UPDATE: this situation seems to have caught the national eye even more. A Comment is Free piece by Simon Jenkins here argues very persuasively in favour of saving the estate despite Catford lacking 'pzazz', while the BBC today (15/1/11) features a gallery of wonderfully evocative photographs, giving some touching personal narrative to this story.

The New Shopper reported on this story as early as last August saying that "More than 56 per cent (114 votes) were in favour of the estate's regeneration while 89 people were against the proposals and 21 did not vote at all. "

Sunday, 2 January 2011

Sarfraz Manzoor gets married

This British story of love, "inter-racial", "cross-religion" marriage, class difference, marrying out etc. managed to pass me by this autumn...

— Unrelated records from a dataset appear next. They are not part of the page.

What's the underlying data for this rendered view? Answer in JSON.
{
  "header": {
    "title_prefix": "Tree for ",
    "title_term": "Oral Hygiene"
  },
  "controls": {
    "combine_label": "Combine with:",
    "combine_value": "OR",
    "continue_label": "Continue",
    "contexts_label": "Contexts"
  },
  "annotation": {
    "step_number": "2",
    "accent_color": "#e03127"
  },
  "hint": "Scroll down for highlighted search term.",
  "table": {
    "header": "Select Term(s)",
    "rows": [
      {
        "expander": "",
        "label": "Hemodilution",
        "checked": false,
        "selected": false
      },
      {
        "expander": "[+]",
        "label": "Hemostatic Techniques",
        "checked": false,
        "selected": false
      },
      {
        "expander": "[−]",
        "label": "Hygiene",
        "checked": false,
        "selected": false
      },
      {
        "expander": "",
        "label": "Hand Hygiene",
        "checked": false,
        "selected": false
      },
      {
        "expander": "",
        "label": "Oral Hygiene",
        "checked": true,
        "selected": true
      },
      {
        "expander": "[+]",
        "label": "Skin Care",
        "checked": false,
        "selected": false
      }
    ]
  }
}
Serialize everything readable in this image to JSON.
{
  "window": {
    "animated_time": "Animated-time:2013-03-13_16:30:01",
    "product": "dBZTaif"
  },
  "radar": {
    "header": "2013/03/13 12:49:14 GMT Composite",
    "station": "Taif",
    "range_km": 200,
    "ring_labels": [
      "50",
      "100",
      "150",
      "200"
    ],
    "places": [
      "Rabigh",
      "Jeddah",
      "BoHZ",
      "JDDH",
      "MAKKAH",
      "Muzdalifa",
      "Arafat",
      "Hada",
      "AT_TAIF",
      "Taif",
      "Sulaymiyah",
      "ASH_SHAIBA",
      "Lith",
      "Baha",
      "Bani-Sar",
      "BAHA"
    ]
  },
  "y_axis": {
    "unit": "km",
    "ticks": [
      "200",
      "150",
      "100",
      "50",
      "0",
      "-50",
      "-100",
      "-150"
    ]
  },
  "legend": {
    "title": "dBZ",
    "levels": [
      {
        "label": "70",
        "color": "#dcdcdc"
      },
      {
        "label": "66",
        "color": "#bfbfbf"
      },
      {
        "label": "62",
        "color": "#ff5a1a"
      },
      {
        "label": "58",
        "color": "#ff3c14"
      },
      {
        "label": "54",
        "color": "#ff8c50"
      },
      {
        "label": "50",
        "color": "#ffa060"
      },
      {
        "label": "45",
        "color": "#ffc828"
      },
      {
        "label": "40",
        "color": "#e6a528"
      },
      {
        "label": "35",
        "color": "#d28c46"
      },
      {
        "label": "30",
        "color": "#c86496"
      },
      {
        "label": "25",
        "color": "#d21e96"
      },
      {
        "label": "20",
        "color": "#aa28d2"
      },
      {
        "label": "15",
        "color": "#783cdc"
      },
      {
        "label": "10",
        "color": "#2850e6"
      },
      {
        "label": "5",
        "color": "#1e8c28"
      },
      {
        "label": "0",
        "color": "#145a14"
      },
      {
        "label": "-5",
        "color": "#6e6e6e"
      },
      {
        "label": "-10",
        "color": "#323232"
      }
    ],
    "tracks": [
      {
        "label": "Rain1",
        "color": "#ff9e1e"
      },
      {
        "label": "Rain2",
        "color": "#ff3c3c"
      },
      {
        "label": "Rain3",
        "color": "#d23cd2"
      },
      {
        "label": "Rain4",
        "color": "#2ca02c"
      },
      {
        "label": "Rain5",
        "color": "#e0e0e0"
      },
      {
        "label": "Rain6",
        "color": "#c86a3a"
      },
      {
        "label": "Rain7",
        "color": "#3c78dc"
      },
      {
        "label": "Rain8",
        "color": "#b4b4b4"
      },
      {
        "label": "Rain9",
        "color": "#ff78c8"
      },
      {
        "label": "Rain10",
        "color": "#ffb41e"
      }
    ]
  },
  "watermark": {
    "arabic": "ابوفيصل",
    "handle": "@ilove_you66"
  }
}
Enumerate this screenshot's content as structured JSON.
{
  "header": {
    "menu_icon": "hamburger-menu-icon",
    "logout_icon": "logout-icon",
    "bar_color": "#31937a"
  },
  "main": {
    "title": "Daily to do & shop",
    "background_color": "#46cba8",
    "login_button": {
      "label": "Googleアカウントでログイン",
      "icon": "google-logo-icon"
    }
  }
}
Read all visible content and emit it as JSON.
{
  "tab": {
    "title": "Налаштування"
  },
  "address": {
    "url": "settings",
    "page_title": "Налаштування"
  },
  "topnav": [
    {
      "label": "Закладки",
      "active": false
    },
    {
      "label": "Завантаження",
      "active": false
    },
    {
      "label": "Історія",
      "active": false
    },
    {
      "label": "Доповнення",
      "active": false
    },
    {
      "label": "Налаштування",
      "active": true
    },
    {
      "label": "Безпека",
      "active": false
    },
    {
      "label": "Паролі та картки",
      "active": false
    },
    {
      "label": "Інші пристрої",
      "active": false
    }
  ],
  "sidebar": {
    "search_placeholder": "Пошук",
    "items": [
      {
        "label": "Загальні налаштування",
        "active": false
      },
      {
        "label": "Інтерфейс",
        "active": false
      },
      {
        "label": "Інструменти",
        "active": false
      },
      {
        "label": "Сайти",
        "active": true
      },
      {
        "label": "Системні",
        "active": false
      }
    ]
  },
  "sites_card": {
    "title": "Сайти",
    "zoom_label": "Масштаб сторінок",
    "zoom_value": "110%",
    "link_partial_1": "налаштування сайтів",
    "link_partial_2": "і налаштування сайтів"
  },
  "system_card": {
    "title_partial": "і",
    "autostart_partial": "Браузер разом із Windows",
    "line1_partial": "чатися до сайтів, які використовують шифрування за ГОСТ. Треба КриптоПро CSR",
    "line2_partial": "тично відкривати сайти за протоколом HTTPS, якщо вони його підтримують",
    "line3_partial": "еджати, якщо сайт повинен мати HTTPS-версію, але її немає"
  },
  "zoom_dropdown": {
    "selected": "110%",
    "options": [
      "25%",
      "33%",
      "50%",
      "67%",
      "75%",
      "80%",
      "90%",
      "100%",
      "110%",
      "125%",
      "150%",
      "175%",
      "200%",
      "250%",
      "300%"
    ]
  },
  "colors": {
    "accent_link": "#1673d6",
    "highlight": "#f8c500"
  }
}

Sarfraz Manzoor, Guardian and Observer writer and increasingly 'commentator' on TV and radio, writes quite movingly, and surprising frankly, about his own personal life.

Last September in the Guardian, "My mother and siblings were angry that I had fallen in love with a non-Muslim white woman" but would they attend the wedding?

Manzoor updated the story last December when I caught it, in 'what happened next...The writer's marriage in the summer to a white non-Muslim split his family"

In the post-article comments he gets it from all angles - 'it's wonderfully moving',  he shouldn't be diluting his culture, he's not diluting it enough, he's racist towards white women, he's sexist towards Muslim women, he's 'marrying out' up the ethnic ladder.  Personally I found it a fascinating story - he may or may not be a bit or all of these things, but the story is true and seems honest.

In these days of mixed societies the story will have some resonance for many readers. As a brown Brit (nominally Sikh) married to a white man (nominally Christian) I can empathise with the situation in some respects. I wish them the best.